The attitude that conversations with the public should be kept private is fundamentally dangerous to civil society. We are going to continue to stand against technology that promotes unnecessary opacity by leveraging a social network that provides meaningful value to government officials in ways they will never receive from opaque communication. The public record laws foundational to SeeClickFix were established for the public good. Modern technology lets us have more of that public good more often. In the case of Open311, we have helped set a new standard through code with our partners and the White House for the future of government and civil society.

On two-way communication

We believe that two way communication is necessary for solving problems in the public space. A few reasons why:

  1. Residents have become discouraged from communicating with government. Public feedback loops are the only way to efficiently undo the damage of recent years past.

  2. The public space is complicated. It's hard for a government official to know where their own jurisdiction starts and ends. For citizens it is even harder. Assignment to the proper agency or accountable org based on location is crucial for the public space. Any government vendor who argues otherwise is technically incapable of solving the problem or not listening to the real problem.

  3. Requests about the public space are fundamentally public. The effect of the resolution benefits more than the requestor. We are not asking for a refund on our airline tickets. We are asking for help solving a problem that affects many.

  4. If you can open communication for more people to speak up you can also open up communication for more people to respond. We are increasingly surprised by the diversity of individuals and organizations that solves problems in the public space. City Hall shoulders much of the burden but they have a greater support system that can be leveraged.


Our beliefs have evolved over the years as we learn and grow with our partners in local government. We respect and value the need for those within a public organization to have internal conversations that do not directly include the public. Over the last few months we have added a number of internal tools to help with direct communication between government users of the platform. It has been a pleasure to see the effect the internal workflow tools have had in improving local government communication. We will continue to adapt the platform to this increasingly mobile connected workforce. We also know that as this part of the workforce eases into SeeClickFix through internal communication the end result will ultimately be more public communication.

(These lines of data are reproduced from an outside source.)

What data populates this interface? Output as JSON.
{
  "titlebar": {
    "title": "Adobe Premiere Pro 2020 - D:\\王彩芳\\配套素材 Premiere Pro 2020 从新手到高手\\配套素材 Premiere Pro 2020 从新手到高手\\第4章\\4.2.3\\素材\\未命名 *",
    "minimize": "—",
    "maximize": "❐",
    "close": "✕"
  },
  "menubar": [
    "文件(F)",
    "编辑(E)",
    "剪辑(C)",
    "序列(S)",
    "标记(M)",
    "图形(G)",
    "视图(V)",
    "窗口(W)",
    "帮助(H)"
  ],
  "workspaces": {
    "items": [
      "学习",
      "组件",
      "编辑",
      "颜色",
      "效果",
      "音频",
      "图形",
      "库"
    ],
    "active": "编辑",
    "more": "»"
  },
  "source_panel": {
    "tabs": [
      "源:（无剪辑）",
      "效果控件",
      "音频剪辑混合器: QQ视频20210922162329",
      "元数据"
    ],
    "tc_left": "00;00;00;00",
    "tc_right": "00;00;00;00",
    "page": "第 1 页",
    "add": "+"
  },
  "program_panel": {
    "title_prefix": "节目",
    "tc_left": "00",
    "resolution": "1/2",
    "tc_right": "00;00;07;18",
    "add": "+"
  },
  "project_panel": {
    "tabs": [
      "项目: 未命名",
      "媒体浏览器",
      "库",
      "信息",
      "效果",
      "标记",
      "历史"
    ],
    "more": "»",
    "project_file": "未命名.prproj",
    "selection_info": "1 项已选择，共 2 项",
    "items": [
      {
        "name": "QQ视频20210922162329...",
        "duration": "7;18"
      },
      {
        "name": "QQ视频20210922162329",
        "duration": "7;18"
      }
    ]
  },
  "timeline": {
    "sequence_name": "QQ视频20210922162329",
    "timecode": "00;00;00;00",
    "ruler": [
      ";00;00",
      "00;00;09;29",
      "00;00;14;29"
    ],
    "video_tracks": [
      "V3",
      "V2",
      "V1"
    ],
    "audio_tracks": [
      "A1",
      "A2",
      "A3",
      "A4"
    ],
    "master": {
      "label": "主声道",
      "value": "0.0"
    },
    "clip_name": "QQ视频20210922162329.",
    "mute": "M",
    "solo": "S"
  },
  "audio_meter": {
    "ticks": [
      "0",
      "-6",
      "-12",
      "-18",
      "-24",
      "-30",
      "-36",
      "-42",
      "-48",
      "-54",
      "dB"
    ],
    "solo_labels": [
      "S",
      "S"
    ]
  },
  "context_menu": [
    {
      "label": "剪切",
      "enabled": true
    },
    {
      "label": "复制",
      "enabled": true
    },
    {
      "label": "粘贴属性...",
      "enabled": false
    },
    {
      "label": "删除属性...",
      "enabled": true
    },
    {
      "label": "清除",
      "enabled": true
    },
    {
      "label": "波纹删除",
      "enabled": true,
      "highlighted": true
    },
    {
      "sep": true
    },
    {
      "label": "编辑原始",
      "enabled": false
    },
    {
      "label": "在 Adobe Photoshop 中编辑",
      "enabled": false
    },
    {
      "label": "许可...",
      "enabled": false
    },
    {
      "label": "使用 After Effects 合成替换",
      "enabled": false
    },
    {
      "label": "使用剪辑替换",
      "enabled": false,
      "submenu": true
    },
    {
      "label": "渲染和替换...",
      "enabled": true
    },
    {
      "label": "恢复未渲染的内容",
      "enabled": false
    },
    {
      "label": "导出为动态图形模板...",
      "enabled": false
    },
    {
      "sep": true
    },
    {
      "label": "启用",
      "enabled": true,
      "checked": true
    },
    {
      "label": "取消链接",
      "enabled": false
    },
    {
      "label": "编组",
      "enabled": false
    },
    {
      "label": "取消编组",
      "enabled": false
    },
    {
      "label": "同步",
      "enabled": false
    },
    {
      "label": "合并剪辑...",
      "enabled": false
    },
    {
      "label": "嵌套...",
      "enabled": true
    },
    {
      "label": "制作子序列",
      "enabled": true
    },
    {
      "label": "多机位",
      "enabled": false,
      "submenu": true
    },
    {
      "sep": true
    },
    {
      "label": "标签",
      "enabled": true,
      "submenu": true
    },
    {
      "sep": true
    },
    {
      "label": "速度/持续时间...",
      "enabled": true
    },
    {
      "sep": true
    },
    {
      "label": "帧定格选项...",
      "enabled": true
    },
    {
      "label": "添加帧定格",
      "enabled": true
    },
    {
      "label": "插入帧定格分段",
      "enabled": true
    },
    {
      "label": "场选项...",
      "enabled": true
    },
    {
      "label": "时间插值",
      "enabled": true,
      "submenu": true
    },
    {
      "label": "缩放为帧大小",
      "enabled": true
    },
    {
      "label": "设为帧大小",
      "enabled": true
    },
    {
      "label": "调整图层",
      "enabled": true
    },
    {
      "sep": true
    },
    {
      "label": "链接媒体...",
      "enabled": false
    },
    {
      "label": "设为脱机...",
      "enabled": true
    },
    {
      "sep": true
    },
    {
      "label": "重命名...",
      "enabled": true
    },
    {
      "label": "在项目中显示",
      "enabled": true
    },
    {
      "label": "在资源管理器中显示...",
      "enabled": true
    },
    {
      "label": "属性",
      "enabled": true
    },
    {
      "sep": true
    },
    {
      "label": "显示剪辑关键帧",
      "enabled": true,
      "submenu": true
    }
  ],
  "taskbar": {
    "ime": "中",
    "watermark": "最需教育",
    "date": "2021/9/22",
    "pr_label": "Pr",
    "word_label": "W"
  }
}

To our team adoption of SeeClickFix by both residents and officials has been shockingly fast. We do not expect that every government official will participate in SeeClickFix today nor do we expect every resident to participate today. We know that public conversations historically only happened when an official was being shamed or blamed. We know that lack of civic participation globally is the challenge we all fight in the civic tech space. We have found one of the successful solutions in that fight. By providing a neutral space for residents and governments to solve problems together we find that even conversations where officials are not yet participating sometimes lead to a resolution. If every government official and resident signed up for SeeClickFix tonight we might declare victory. Until then we have a lot of work to do attracting and welcoming new members of this passionate civic community. Open communication is a critical component on the road to a truly engaged populace and respected government service.


Not convinced that the future of civic communication is open and many to many? Check out last week's GovLove podcast with our partners from the great State of Florida.